35

For the reasons stated the judgment of the district court is reversed with directions to proceed in accordance with this opinion.

36

FINNEGAN, Circuit Judge (concurring).

37

Justice Stone might well have been describing our position as a transitory Supreme Court for Illinois when he wrote for the majority in Meredith v. City of Winter Haven, 1943, 320 U.S. 228, 234, 64 S.Ct. 7, 11, 88 L.Ed. 9, 'In the absence of some recognized public policy or defined principle guiding the exercise of the jurisdiction conferred, which would in exceptional cases warrant its non-exercise, it has from the first been deemed to be the duty of the federal courts, if their jurisdiction is properly invoked, to decide questions of state law whenever necessary to the rendition of a judgment * * * (cases collected). When such exceptional circumstances are not present, denial of that opportunity by the federal courts merely because the answers to the questions of state law are difficult on uncertain or have not yet been given by the highest court of the state, would thwart the purpose of the jurisdictional act.' See also Preston v. Aetna Life Ins., 7 Cir., 1949, 174 F.2d 10.

38

We are called upon to make a decision in this diversity of citizenship case where the law of the State of Illinois is non-existent.
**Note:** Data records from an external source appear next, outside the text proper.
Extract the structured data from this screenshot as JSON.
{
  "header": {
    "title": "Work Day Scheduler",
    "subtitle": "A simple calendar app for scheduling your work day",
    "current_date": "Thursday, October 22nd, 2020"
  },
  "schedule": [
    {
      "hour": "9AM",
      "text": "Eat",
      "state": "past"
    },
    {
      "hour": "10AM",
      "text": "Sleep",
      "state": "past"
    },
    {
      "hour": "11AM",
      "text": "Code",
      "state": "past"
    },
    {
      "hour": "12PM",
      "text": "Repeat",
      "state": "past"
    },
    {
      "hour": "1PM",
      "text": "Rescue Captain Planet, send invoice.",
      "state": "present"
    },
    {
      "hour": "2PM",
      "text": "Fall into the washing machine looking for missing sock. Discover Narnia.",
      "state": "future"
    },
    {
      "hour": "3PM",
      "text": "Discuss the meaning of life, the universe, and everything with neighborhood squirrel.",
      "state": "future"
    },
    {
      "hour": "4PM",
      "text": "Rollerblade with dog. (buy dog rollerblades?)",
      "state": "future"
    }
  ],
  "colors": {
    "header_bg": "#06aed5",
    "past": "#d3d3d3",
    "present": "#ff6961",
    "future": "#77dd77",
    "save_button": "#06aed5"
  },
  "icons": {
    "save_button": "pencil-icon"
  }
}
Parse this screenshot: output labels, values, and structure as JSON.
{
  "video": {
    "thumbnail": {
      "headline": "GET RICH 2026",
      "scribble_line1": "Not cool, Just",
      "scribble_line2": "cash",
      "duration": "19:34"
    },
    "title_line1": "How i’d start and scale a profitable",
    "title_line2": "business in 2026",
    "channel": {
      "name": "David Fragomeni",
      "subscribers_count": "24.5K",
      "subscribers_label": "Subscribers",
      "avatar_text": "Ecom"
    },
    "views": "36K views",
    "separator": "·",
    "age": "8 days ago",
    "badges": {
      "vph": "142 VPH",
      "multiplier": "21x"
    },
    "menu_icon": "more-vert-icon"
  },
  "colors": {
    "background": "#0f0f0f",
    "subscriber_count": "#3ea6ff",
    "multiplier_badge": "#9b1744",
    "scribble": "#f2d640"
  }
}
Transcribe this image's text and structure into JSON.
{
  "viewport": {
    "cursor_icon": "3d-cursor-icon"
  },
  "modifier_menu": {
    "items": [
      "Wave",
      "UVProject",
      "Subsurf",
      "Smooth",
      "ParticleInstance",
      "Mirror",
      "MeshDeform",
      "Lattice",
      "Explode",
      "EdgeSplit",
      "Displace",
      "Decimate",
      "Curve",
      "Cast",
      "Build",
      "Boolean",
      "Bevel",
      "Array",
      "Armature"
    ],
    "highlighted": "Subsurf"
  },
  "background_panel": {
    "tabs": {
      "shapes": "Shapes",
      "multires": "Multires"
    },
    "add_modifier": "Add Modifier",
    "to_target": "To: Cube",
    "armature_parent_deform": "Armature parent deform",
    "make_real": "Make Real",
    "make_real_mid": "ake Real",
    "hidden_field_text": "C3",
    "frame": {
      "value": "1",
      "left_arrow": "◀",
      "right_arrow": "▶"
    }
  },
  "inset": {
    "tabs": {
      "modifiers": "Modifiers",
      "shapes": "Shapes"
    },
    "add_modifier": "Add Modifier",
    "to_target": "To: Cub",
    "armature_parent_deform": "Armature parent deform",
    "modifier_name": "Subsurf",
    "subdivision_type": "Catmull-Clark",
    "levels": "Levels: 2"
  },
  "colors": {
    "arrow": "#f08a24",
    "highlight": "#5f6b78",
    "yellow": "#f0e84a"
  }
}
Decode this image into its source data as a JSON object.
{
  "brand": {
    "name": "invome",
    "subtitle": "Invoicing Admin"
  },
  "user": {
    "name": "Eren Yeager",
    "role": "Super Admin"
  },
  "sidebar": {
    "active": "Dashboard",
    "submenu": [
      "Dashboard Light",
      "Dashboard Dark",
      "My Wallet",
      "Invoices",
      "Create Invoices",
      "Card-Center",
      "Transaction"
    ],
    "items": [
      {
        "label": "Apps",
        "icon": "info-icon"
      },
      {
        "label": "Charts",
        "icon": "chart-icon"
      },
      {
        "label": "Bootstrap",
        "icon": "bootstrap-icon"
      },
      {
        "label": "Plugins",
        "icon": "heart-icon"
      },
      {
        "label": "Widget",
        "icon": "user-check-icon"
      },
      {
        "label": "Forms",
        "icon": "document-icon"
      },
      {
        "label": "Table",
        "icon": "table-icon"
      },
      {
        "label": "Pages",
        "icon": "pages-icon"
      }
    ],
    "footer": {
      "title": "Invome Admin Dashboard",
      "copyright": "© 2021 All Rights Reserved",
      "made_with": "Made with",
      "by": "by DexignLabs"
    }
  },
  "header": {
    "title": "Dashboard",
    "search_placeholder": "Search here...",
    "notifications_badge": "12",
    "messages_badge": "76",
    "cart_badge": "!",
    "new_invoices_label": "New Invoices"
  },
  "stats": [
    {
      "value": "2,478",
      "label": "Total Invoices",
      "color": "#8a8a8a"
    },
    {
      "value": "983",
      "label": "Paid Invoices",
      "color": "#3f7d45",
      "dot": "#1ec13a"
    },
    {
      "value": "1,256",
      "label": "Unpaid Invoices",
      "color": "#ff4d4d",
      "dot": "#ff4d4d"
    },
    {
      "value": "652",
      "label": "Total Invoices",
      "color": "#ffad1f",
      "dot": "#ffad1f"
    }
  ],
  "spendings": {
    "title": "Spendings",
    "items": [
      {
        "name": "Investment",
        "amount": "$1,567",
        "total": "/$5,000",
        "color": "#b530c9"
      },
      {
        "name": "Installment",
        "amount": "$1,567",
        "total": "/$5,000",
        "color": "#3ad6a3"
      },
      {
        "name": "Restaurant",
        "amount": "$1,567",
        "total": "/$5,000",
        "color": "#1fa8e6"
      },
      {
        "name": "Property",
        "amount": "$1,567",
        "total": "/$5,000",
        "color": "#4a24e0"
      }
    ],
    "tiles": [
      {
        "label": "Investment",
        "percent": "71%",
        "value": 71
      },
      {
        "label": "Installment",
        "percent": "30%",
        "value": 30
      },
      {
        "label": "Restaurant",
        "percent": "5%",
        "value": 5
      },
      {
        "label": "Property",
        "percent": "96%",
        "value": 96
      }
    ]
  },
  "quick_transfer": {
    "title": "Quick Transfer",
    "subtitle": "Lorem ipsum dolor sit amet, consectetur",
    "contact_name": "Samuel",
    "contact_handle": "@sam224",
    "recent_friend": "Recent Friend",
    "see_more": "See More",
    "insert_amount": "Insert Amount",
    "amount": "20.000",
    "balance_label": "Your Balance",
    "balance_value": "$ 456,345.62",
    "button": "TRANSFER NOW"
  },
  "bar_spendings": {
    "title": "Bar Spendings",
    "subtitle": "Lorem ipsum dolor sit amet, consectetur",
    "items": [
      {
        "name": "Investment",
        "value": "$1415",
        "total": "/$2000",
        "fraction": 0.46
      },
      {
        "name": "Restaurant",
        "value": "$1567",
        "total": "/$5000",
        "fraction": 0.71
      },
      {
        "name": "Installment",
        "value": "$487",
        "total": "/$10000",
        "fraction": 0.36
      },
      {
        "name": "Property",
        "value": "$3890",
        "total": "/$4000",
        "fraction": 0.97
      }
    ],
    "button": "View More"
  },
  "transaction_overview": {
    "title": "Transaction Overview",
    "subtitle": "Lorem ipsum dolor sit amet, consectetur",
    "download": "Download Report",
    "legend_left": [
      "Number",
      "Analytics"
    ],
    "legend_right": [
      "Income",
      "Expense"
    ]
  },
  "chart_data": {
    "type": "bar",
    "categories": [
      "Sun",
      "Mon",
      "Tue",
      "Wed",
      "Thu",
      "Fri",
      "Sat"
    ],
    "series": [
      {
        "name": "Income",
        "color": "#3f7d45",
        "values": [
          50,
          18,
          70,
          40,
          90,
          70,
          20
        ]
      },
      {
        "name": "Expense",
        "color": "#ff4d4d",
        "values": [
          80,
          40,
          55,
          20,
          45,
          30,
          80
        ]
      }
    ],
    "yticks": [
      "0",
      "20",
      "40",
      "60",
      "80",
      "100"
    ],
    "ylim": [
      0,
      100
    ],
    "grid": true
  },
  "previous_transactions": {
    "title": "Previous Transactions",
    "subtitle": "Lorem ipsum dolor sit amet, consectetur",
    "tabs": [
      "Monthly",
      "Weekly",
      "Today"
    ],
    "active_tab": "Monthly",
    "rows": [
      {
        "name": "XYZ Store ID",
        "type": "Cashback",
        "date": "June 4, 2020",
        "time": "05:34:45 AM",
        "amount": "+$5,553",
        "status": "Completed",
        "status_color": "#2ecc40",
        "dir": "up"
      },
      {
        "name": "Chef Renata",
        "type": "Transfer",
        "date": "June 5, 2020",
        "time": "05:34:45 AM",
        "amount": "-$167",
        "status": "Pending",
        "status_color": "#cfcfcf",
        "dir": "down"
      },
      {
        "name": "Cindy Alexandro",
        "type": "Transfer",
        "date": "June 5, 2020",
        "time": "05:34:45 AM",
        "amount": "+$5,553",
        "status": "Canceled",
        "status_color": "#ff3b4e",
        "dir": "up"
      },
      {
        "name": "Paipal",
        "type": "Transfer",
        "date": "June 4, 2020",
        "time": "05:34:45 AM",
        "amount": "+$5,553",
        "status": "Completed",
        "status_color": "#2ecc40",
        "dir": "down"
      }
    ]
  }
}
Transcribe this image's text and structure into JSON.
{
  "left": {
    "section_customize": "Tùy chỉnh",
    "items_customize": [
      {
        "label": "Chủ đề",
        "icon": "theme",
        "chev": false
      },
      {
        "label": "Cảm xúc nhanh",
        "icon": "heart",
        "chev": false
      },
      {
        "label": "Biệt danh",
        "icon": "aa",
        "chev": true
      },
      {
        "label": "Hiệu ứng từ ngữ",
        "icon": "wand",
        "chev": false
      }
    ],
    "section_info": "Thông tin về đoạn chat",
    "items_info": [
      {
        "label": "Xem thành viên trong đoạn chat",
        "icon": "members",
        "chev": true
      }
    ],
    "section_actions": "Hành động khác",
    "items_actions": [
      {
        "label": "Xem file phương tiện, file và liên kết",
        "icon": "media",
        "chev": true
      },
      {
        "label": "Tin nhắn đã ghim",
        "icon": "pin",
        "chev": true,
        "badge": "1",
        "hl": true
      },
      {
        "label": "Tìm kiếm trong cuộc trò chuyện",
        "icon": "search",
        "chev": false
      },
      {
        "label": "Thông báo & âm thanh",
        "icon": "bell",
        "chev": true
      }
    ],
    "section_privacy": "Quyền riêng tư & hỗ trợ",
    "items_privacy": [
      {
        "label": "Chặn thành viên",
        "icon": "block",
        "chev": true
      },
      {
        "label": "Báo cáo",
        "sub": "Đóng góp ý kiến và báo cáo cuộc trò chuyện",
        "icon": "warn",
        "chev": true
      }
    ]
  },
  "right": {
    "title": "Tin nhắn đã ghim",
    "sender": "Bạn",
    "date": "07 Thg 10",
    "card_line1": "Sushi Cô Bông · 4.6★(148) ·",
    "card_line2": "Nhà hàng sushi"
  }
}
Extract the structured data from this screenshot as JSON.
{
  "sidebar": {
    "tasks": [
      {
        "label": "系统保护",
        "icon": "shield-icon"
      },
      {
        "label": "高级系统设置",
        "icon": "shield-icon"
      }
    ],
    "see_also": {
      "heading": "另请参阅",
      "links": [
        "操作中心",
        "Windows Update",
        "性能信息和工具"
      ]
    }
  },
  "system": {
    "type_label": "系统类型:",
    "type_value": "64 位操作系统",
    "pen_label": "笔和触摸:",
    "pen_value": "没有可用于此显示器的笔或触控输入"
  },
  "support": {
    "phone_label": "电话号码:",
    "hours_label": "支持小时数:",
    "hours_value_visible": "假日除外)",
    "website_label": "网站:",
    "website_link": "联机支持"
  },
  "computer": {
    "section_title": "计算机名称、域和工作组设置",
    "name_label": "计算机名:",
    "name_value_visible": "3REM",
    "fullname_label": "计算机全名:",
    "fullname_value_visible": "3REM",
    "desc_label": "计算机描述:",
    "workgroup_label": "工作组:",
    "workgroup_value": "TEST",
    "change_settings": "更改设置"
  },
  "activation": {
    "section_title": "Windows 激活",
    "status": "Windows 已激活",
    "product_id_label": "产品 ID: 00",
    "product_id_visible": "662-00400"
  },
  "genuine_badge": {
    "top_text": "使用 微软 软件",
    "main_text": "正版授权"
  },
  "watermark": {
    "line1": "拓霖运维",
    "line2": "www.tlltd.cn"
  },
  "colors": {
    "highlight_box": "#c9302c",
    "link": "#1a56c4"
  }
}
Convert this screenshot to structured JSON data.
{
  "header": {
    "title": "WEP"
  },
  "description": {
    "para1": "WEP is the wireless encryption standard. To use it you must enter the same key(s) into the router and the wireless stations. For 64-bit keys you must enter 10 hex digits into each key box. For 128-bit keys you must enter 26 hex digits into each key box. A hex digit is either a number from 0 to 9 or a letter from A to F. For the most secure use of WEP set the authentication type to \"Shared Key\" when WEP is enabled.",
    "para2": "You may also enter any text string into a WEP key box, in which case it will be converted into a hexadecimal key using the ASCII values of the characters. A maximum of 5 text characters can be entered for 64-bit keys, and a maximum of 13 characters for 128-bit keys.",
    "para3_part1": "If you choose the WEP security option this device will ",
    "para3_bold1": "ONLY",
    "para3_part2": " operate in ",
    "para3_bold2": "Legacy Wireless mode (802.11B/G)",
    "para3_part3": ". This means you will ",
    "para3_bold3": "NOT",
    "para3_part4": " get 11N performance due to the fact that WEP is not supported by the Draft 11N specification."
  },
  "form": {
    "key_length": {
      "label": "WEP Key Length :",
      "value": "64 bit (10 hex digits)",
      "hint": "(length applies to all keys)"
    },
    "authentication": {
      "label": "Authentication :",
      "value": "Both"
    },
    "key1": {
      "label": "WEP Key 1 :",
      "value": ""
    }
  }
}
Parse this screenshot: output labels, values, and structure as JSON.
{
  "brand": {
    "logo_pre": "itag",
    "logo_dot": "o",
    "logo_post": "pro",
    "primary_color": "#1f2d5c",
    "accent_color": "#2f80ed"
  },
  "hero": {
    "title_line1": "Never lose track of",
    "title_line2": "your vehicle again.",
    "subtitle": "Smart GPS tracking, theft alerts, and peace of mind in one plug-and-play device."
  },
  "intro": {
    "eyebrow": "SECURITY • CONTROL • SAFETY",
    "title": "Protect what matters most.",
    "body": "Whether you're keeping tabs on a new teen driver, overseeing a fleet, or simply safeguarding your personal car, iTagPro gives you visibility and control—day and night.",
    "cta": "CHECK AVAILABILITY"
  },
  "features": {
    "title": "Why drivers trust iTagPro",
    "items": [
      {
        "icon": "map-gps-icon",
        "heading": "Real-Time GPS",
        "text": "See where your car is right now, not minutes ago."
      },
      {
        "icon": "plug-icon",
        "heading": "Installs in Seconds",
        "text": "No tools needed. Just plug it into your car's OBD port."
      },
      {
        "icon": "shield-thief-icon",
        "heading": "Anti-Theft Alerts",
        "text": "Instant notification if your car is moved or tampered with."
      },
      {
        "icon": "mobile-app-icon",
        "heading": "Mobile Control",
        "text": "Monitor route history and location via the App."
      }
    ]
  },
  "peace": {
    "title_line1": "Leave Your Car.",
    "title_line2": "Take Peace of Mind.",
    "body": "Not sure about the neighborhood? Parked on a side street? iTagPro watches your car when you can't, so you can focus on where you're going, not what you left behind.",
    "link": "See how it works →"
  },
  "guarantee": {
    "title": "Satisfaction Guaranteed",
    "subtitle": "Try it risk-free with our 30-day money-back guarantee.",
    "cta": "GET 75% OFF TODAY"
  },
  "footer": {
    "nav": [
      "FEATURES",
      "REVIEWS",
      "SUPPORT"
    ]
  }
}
Everyone involved, court and counsel, cheerfully agree we are confronted with a question of local law, only the local law is conspicuous by its absence. Moreover, district judges are assumed to know the local law in their districts and here we reverse the lower court, though I think rightly so. It has been suggested that federal courts be empowered to certify questions of state law to state courts and obtain a response. See Hart and Wechsler, The Federal Courts and The Federal System 632 (1953) and Vestal, The Certified Question of Law, 36 Iowa L.Rev. 629 (1951) concerning Fla.Stat.Ann. 25.031-25.032 'authorizing the Supreme Court of Florida to answer questions certified by federal appellate courts.' Ibid.